- It slopes downward on both sides to infinity. In other words, it theoretically has an infinite range.
- 68.25% of all measurements lie between x – σ and x + σ. See Figure 1.3.8.
- 95.46% of all measurements lie between x – 2σ and x + 2σ.
- 99.73% of all measurements lie between x – 3σ and x +3σ.
The equation for a bell-shaped curve is:
The normal distribution is a valuable tool because we can compare the histogram of a process to it and draw some conclusions about the capability of the process. Before making this type of comparison, however, a process must be monitored for evidence of stability over time. This is done by taking small groups of samples at selected intervals, measuring them, and plotting their averages and ranges on a control chart. The control chart provides us with an indication of whether we have stable variation — in other words, a constant-cause system — or a lack of stability due to some assignable causes. Chapter 2 describes the making and using of x & R charts in more detail. The reason they work has to do with the central limit theorem and the normal distribution curve.
Central Limit Theorem
Shewhart found that the normal distribution curve appears when the averages of subgroups from a constant-cause system are plotted in the form of a histogram. The constant-cause system does not itself have to be a normal distribution. It can be triangular, rectangular, or even an inverted-pyramid shape like dice combinations, as long as the sample size is reasonably large. The averages of different-sized subgroups selected from these distributions, or universes, as they are called in statistics, will show a central tendency. The variation of averages will tend to follow the normal curve. This is called the central limit theorem.
How Stewhart Demonstrated Central Limit Theorem
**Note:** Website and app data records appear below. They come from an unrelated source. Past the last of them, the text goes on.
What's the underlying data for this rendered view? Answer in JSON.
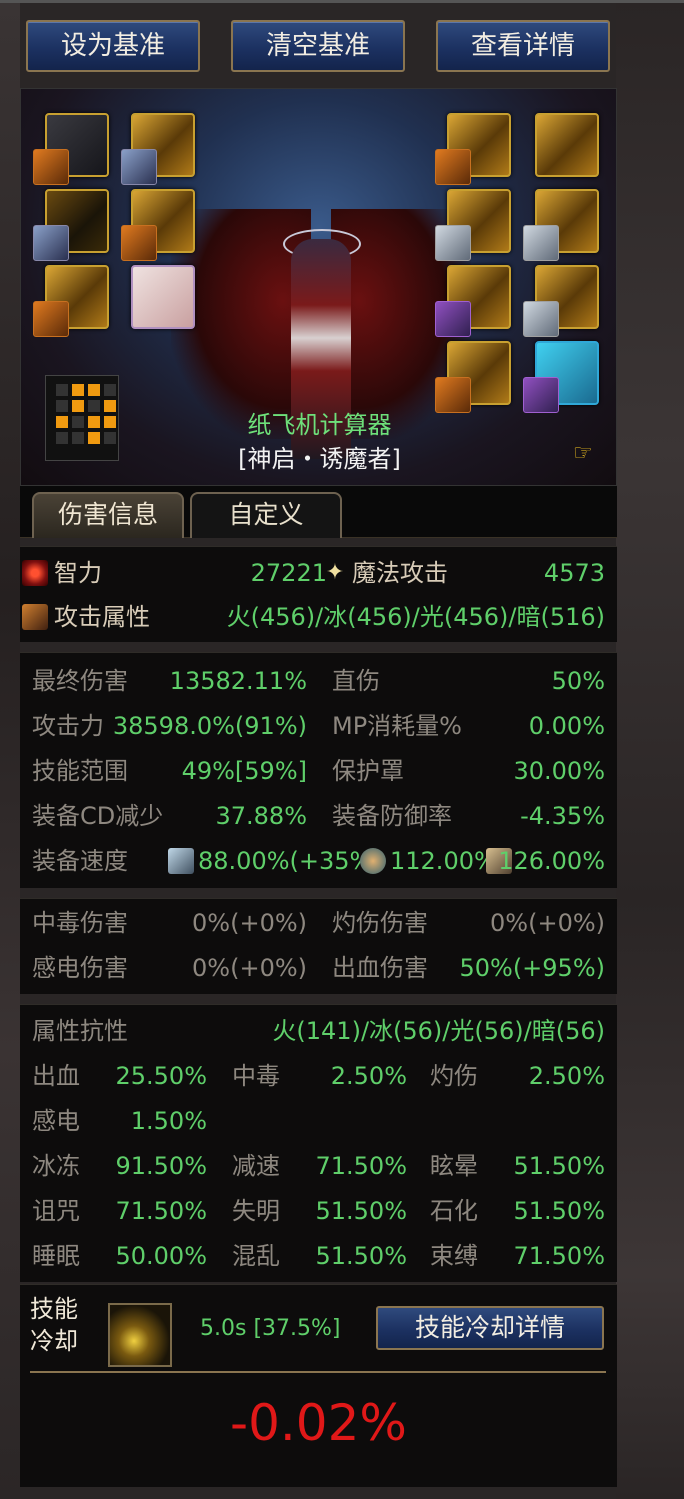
{
  "top_buttons": {
    "set_base": "设为基准",
    "clear_base": "清空基准",
    "view_details": "查看详情"
  },
  "character": {
    "name": "纸飞机计算器",
    "class": "[神启・诱魔者]"
  },
  "tabs": [
    "伤害信息",
    "自定义"
  ],
  "primary": {
    "int_label": "智力",
    "int_value": "27221",
    "matk_label": "魔法攻击",
    "matk_value": "4573",
    "element_label": "攻击属性",
    "element_value": "火(456)/冰(456)/光(456)/暗(516)"
  },
  "stats": {
    "final_damage_label": "最终伤害",
    "final_damage_value": "13582.11%",
    "direct_label": "直伤",
    "direct_value": "50%",
    "attack_label": "攻击力",
    "attack_value": "38598.0%(91%)",
    "mp_label": "MP消耗量%",
    "mp_value": "0.00%",
    "range_label": "技能范围",
    "range_value": "49%[59%]",
    "shield_label": "保护罩",
    "shield_value": "30.00%",
    "cd_label": "装备CD减少",
    "cd_value": "37.88%",
    "def_label": "装备防御率",
    "def_value": "-4.35%",
    "speed_label": "装备速度",
    "speed_attack": "88.00%(+35%)",
    "speed_cast": "112.00%",
    "speed_move": "126.00%"
  },
  "dots": {
    "poison_label": "中毒伤害",
    "poison_value": "0%(+0%)",
    "burn_label": "灼伤伤害",
    "burn_value": "0%(+0%)",
    "shock_label": "感电伤害",
    "shock_value": "0%(+0%)",
    "bleed_label": "出血伤害",
    "bleed_value": "50%(+95%)"
  },
  "resist": {
    "header_label": "属性抗性",
    "header_value": "火(141)/冰(56)/光(56)/暗(56)",
    "rows": [
      [
        [
          "出血",
          "25.50%"
        ],
        [
          "中毒",
          "2.50%"
        ],
        [
          "灼伤",
          "2.50%"
        ]
      ],
      [
        [
          "感电",
          "1.50%"
        ]
      ],
      [
        [
          "冰冻",
          "91.50%"
        ],
        [
          "减速",
          "71.50%"
        ],
        [
          "眩晕",
          "51.50%"
        ]
      ],
      [
        [
          "诅咒",
          "71.50%"
        ],
        [
          "失明",
          "51.50%"
        ],
        [
          "石化",
          "51.50%"
        ]
      ],
      [
        [
          "睡眠",
          "50.00%"
        ],
        [
          "混乱",
          "51.50%"
        ],
        [
          "束缚",
          "71.50%"
        ]
      ]
    ]
  },
  "cooldown": {
    "label_line1": "技能",
    "label_line2": "冷却",
    "value": "5.0s [37.5%]",
    "button": "技能冷却详情"
  },
  "result": "-0.02%",
  "colors": {
    "accent_green": "#5fcf6a",
    "name_green": "#6ee07a",
    "result_red": "#e01818",
    "button_blue": "#1c3161",
    "border_gold": "#8a7550"
  }
}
Shewhart demonstrated this by using numbered chips and a large bowl. His normal bowl had 998 chips, his rectangular bowl had 122, and his triangular bowl had 820. The rectangular universe had chips bounded by a certain range and in equal numbers, like in Figure 1.3.10. The triangular universe had unequal numbers of various chips, as shown in Figure 1.3.11. Shewhart took each chip out of the bowl one at a time, recorded the number, and put it back. He then mixed the bowl before choosing another. He averaged every four. The points he plotted fell within or along the edges of the bell-shaped curve. What this meant to him is that a process can be monitored over time by measuring and averaging a standard subgroup of parts. The subgroup could be 2, 4, or even 20. The frequency could be once per hour, or once per day, depending upon the output. If the process was a constant-cause system, these averages would fall within a normal curve. One could conclude that the process was stable. By stable, we mean that the variability was entirely due to common causes. Statisticians also use the phrase in control to refer to a process that has stable variability over time.
Frequently checking the averages of subgroups also provides a way to discover when assignable causes are present in a process. When assignable causes appear, they will affect the averages to the point where these averages will probably not fit within a normal curve. Once the stable variation of the process is known, the assignable causes will appear in averages of subgroups taken periodically.
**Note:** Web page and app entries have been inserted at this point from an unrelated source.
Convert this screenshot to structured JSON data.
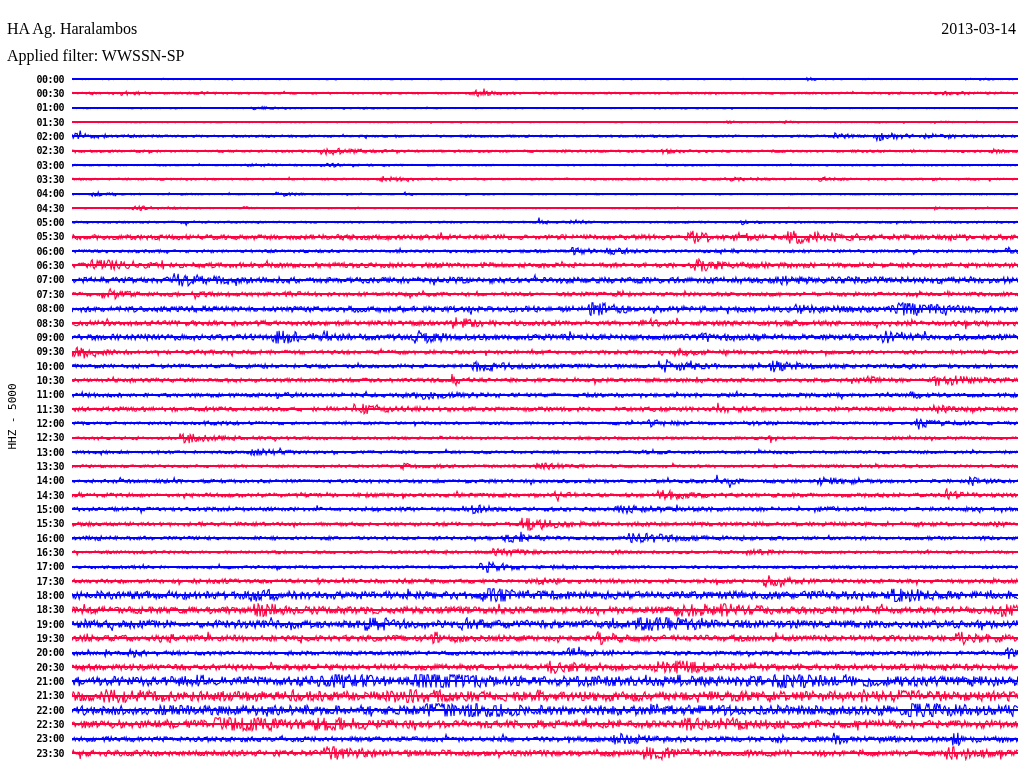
{
  "station": "HA Ag. Haralambos",
  "date": "2013-03-14",
  "filter": "Applied filter: WWSSN-SP",
  "axis_label": "HHZ - 5000",
  "rows": [
    {
      "time": "00:00",
      "color": "#0000ff"
    },
    {
      "time": "00:30",
      "color": "#ff0040"
    },
    {
      "time": "01:00",
      "color": "#0000ff"
    },
    {
      "time": "01:30",
      "color": "#ff0040"
    },
    {
      "time": "02:00",
      "color": "#0000ff"
    },
    {
      "time": "02:30",
      "color": "#ff0040"
    },
    {
      "time": "03:00",
      "color": "#0000ff"
    },
    {
      "time": "03:30",
      "color": "#ff0040"
    },
    {
      "time": "04:00",
      "color": "#0000ff"
    },
    {
      "time": "04:30",
      "color": "#ff0040"
    },
    {
      "time": "05:00",
      "color": "#0000ff"
    },
    {
      "time": "05:30",
      "color": "#ff0040"
    },
    {
      "time": "06:00",
      "color": "#0000ff"
    },
    {
      "time": "06:30",
      "color": "#ff0040"
    },
    {
      "time": "07:00",
      "color": "#0000ff"
    },
    {
      "time": "07:30",
      "color": "#ff0040"
    },
    {
      "time": "08:00",
      "color": "#0000ff"
    },
    {
      "time": "08:30",
      "color": "#ff0040"
    },
    {
      "time": "09:00",
      "color": "#0000ff"
    },
    {
      "time": "09:30",
      "color": "#ff0040"
    },
    {
      "time": "10:00",
      "color": "#0000ff"
    },
    {
      "time": "10:30",
      "color": "#ff0040"
    },
    {
      "time": "11:00",
      "color": "#0000ff"
    },
    {
      "time": "11:30",
      "color": "#ff0040"
    },
    {
      "time": "12:00",
      "color": "#0000ff"
    },
    {
      "time": "12:30",
      "color": "#ff0040"
    },
    {
      "time": "13:00",
      "color": "#0000ff"
    },
    {
      "time": "13:30",
      "color": "#ff0040"
    },
    {
      "time": "14:00",
      "color": "#0000ff"
    },
    {
      "time": "14:30",
      "color": "#ff0040"
    },
    {
      "time": "15:00",
      "color": "#0000ff"
    },
    {
      "time": "15:30",
      "color": "#ff0040"
    },
    {
      "time": "16:00",
      "color": "#0000ff"
    },
    {
      "time": "16:30",
      "color": "#ff0040"
    },
    {
      "time": "17:00",
      "color": "#0000ff"
    },
    {
      "time": "17:30",
      "color": "#ff0040"
    },
    {
      "time": "18:00",
      "color": "#0000ff"
    },
    {
      "time": "18:30",
      "color": "#ff0040"
    },
    {
      "time": "19:00",
      "color": "#0000ff"
    },
    {
      "time": "19:30",
      "color": "#ff0040"
    },
    {
      "time": "20:00",
      "color": "#0000ff"
    },
    {
      "time": "20:30",
      "color": "#ff0040"
    },
    {
      "time": "21:00",
      "color": "#0000ff"
    },
    {
      "time": "21:30",
      "color": "#ff0040"
    },
    {
      "time": "22:00",
      "color": "#0000ff"
    },
    {
      "time": "22:30",
      "color": "#ff0040"
    },
    {
      "time": "23:00",
      "color": "#0000ff"
    },
    {
      "time": "23:30",
      "color": "#ff0040"
    }
  ]
}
How To Calculate the Standard Deviation
We can calculate the standard deviation of the averages and, if compared to the standard deviation of the individual samples, we will find it is smaller, as shown in Figure 1.3.12. σx is the symbol we use to represent the standard deviation of the averages. It is related to the standard deviation of the individuals by the formula:
σx is the standard deviation of the individuals, and n is the number of samples in the subgroup. Control charts work because, in the real world, measurements of the same feature on a number of parts tend to cluster about a fixed value in a manner described by the central limit theorem. The charting of averages has this particular advantage over the charting of individual data points. The charting of ranges is also used because subgroup ranges will also show stability if a constant-cause system exists.
The SPC concepts presented here will be explained further throughout Part I. Chapters 2 through 5 will deal specifically with some of these concepts and how they are implemented with SPC.